Never easy. Never predictable. Never fun.
F Fatigue, flare, forgetfulness
B Brain fog, brain won’t stop racing
R Restlessness, Radiating pains
O Overactive, firing nerves
M Myofascial pain, Morning stiffness
Y Yearning to be pain-free and be my old self
L Leg cramps, restlessness, and pain
G Gastro problems – IBS, nausea, diarrhea, constipation
A Aching everywhere – bones, joints, and muscles
They say you never really understand someone until you’ve walked a mile in their shoes. So if you encounter someone with Fibromyalgia and you think they don’t look sick… Think back to the last time you had the flu and your body ached all over, or the last time you couldn’t sleep but still had to go to work the next day, or perhaps even when you forgot where you left your keys. And then imagine what it would be like to experience that some days, most days, or even every day.
Now you’re starting to get a glimpse of Fibromyalgia.

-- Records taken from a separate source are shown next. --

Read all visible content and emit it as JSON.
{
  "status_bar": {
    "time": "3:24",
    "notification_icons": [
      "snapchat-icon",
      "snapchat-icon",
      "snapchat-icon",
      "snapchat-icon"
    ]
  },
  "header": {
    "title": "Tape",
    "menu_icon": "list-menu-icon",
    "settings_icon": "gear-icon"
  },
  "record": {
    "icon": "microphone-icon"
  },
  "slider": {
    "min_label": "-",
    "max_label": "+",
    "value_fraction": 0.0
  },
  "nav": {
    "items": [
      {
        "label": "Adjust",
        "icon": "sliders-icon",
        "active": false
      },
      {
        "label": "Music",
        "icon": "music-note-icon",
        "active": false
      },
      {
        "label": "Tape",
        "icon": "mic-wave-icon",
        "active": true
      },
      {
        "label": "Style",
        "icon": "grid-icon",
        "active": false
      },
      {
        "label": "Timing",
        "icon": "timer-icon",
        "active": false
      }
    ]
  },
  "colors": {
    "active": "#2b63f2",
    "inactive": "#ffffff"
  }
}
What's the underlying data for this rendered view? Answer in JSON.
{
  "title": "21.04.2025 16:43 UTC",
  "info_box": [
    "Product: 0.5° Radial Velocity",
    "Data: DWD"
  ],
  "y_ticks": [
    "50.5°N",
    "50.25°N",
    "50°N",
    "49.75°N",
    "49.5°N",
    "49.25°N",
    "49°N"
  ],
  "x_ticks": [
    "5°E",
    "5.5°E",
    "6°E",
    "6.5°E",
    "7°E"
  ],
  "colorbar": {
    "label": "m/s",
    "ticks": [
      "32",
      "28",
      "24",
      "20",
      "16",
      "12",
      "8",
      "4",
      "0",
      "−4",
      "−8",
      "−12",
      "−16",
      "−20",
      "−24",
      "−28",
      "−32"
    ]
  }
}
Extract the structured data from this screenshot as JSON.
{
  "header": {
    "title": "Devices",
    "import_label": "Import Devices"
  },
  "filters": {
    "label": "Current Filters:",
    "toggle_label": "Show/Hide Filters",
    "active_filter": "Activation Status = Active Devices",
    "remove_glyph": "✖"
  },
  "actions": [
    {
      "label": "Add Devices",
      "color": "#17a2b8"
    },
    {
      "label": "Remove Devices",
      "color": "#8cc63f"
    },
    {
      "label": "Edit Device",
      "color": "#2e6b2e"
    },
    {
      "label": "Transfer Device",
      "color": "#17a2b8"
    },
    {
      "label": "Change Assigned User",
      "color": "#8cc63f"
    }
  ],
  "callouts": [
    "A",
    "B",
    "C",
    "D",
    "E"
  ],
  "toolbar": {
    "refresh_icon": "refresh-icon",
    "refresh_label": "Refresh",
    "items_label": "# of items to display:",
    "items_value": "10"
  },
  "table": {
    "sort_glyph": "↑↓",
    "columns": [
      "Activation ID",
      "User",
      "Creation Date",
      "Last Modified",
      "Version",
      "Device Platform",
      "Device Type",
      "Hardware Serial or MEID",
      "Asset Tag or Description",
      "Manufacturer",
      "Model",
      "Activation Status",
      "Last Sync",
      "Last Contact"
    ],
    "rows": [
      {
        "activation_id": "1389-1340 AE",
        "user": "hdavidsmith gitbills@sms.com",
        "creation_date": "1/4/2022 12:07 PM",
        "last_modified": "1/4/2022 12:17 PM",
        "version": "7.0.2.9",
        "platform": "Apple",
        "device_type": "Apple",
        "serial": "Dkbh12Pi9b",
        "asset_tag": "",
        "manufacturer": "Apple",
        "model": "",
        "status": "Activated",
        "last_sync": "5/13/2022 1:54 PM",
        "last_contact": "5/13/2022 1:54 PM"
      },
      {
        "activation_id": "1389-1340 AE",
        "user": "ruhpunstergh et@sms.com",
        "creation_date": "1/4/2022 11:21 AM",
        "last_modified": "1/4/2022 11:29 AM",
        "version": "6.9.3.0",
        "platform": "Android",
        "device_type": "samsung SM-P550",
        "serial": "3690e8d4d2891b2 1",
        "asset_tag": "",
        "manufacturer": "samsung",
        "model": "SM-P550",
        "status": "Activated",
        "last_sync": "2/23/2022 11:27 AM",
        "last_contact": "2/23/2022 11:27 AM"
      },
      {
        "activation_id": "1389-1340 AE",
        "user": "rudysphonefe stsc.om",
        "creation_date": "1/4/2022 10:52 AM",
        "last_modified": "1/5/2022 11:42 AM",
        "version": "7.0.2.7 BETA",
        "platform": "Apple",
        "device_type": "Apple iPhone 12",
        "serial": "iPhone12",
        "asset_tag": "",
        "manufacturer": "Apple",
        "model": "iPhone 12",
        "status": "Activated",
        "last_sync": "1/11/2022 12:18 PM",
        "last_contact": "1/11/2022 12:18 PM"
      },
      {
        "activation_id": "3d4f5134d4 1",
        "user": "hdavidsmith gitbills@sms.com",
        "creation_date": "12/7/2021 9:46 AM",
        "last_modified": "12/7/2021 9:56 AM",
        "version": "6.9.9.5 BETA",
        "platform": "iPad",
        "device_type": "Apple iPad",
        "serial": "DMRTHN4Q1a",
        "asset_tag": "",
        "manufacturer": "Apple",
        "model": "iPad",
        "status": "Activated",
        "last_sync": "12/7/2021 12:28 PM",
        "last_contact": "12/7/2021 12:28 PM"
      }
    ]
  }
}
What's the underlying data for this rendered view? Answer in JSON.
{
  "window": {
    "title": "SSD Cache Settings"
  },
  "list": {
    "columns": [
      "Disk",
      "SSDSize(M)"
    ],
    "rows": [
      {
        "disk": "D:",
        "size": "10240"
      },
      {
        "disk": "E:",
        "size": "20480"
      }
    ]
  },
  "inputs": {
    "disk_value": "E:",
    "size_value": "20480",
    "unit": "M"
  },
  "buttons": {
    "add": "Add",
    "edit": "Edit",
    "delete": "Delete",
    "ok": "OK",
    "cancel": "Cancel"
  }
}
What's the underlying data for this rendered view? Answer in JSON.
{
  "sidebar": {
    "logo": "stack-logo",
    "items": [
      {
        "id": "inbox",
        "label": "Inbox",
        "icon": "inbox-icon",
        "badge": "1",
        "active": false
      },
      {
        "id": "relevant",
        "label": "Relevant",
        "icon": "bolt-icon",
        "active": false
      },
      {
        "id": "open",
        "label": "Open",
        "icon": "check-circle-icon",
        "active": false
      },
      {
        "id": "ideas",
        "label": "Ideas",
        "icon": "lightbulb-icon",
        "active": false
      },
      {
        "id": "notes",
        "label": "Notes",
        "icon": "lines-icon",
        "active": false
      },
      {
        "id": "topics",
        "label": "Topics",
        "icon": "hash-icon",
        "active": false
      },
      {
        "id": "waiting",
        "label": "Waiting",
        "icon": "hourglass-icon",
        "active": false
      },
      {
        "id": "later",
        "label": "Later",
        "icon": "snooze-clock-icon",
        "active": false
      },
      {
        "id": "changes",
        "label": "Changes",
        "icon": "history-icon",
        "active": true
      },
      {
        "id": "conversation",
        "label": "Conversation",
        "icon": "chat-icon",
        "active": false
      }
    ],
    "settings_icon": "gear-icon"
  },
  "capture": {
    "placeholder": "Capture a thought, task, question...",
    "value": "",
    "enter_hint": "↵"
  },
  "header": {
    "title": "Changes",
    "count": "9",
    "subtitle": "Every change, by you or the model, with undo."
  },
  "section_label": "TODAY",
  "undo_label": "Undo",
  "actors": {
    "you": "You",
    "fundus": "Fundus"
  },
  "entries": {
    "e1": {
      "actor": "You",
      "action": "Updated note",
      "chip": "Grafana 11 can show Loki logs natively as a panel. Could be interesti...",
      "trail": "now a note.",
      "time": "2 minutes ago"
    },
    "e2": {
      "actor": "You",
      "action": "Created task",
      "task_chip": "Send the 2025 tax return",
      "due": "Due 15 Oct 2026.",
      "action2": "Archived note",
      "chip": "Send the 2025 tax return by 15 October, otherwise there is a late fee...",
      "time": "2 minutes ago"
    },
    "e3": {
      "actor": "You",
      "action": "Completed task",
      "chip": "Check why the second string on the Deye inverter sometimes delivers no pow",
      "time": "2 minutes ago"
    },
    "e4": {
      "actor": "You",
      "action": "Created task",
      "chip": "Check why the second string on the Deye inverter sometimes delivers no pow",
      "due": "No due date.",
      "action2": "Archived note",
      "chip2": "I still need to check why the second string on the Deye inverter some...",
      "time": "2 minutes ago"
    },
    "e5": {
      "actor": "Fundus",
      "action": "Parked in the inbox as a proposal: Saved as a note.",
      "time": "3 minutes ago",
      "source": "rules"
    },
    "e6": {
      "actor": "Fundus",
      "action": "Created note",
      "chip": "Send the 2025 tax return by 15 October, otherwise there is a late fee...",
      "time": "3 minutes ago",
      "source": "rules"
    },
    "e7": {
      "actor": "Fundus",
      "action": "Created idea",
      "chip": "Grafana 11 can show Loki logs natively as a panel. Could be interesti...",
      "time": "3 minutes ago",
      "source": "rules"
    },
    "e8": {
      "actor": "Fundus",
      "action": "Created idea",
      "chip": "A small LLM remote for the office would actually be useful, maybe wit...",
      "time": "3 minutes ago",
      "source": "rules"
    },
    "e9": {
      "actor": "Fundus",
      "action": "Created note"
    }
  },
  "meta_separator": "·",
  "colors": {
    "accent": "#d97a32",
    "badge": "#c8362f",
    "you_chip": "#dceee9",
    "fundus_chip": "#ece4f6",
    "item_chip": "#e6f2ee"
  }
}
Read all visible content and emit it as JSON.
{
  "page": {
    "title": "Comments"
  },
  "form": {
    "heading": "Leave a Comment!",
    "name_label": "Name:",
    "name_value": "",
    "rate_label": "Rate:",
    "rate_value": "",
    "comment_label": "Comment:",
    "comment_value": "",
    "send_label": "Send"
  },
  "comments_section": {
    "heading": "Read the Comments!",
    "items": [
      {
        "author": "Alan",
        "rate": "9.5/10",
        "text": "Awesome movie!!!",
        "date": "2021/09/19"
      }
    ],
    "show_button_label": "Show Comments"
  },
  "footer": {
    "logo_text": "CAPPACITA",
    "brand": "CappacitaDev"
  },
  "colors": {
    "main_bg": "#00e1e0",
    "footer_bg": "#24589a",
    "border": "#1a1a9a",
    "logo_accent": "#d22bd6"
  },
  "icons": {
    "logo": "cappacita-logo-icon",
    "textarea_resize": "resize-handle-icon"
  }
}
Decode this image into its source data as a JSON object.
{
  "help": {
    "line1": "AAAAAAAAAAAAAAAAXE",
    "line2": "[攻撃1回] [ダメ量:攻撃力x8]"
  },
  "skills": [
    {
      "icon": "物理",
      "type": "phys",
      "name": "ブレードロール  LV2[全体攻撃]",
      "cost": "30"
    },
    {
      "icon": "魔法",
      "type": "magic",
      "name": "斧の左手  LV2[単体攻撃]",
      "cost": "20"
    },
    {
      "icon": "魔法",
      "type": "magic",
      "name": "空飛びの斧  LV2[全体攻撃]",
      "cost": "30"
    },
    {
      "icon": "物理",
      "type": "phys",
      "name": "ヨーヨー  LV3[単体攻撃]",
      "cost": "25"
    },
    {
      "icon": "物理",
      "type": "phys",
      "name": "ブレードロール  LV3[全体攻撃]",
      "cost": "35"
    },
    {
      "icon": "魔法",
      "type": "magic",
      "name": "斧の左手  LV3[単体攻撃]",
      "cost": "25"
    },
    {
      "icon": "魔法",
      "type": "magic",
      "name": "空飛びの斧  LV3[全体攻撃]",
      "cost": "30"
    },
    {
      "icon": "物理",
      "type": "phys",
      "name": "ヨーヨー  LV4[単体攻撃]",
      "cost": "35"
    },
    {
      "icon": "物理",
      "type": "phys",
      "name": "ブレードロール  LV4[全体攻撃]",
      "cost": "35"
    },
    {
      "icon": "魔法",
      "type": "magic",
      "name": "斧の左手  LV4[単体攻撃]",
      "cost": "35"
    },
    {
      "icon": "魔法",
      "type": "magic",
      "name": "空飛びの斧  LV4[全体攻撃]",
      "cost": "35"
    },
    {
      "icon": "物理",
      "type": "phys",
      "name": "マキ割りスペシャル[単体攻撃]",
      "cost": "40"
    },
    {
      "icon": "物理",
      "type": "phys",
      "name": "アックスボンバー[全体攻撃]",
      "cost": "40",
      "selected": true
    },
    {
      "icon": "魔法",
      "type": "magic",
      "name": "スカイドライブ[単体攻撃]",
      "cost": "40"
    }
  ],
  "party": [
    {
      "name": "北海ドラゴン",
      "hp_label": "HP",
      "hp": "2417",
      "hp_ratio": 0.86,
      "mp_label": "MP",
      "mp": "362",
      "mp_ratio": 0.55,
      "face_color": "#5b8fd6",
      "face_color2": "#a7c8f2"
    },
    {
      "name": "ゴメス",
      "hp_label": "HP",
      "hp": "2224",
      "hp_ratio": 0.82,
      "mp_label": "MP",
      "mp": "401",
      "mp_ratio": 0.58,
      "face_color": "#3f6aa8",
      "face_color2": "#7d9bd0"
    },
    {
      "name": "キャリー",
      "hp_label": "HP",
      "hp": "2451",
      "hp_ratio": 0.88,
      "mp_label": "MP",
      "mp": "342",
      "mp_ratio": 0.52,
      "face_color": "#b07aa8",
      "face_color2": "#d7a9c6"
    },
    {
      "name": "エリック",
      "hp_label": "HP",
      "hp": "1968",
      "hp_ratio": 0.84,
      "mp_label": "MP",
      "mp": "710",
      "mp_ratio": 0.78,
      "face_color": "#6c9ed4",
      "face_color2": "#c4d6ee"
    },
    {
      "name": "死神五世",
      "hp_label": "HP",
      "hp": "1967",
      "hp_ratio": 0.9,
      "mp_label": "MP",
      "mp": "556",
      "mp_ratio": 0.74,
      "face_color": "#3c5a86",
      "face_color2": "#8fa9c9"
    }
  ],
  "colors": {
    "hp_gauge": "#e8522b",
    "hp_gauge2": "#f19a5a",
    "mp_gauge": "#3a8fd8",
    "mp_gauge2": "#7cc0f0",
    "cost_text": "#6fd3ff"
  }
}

P.S. I don’t often like to take pictures of myself. These days I am usually tired and don’t feel “picture ready.” But since it’s also Mother’s Day today, I wanted to share some pictures of me with my mom and my kids. This is the face of Fibromyalgia.
I would prefer my “F” words include Fabulous, Fearless, and Fun.
I was diagnosed with Fibromyalgia in 2000 and have said/thought many a curse word since that time. Fibromyalgia. Fibro. Fibro-flare. Flare. FMS. Fatigue. Fog. Frustration. Failure. All of these have become the other “F” words to me. I try to live by the power of positive thinking (hence, the name of my blog), but until you live a day in my shoes it may be hard to understand why even sometimes it is easier to smile and put on a happy face rather than truly answer the question of “How are you?” Because trust me, you don’t want to hear about how I am tired, hurt all over, didn’t sleep last night, and oftentimes feel like a failure because I can’t do the things I want to do.
Fibromyalgia is a complex, chronic pain disorder that causes widespread pain and tenderness.
I often refer to the fact that I have fibromyalgia in my posts, but many of you might have found your way here through some of my other musings, so I thought I should introduce some of you to this condition.
If you know me or have read my posts, you know that I avoid drugs and prefer natural approaches and lifestyle choices to cope with my fibromyalgia and chronic back pain. That is not to say I don’t use any drugs, it’s just that I minimize what I take due to my heightened sensitivity to side effects.
There has been a lot written about CBD oil the past few years, especially as more states begin legalizing marijuana. It’s even made its way onto the pages of my beauty magazines. But since I am reluctant to use drugs (legal or otherwise), and I work for the government, I have never considered this as an option until recently.
Pain takes all forms, affects all people, and does not discriminate.
I started writing this post long before Lena Dunham announced she wanted to be the “face of fibromyalgia.” Knowing little about her other than what I read in this article, I don’t really have a connection to her and don’t view her as my advocate. There are many other faces of fibromyalgia and forms of pain that deserve attention as well.
Pain takes all forms, affects all people, and does not discriminate between male or female, young or old, rich or poor, famous or not-so-famous. It can affect anyone. And everyone.
These days I feel people associate pain or chronic pain with the “opioid epidemic” we hear so much about in our daily news. It has reached such a pinnacle that Michael Bloomberg announced a $50 million donation to help fight it. But let’s not stereotype all of those suffering in pain with a drug problem that is gripping the nation. Continue reading “The Many Forms of Pain”
“Doctors don’t know what causes fibromyalgia, but it most likely involves a variety of factors working together.”
That question is like the proverbial, “Which came first, the chicken or the egg?” because there is not yet a definitive answer as to the cause of Fibromyalgia Syndrome (FMS). And without knowing the root cause, you cannot solve the problem; you are merely treating the symptoms.
What They Know
Doctors can agree on how to diagnose it, what the symptoms are, and a variety of treatments. But not every patient responds the same to treatment. And the cause of fibromyalgia still eludes the medical community.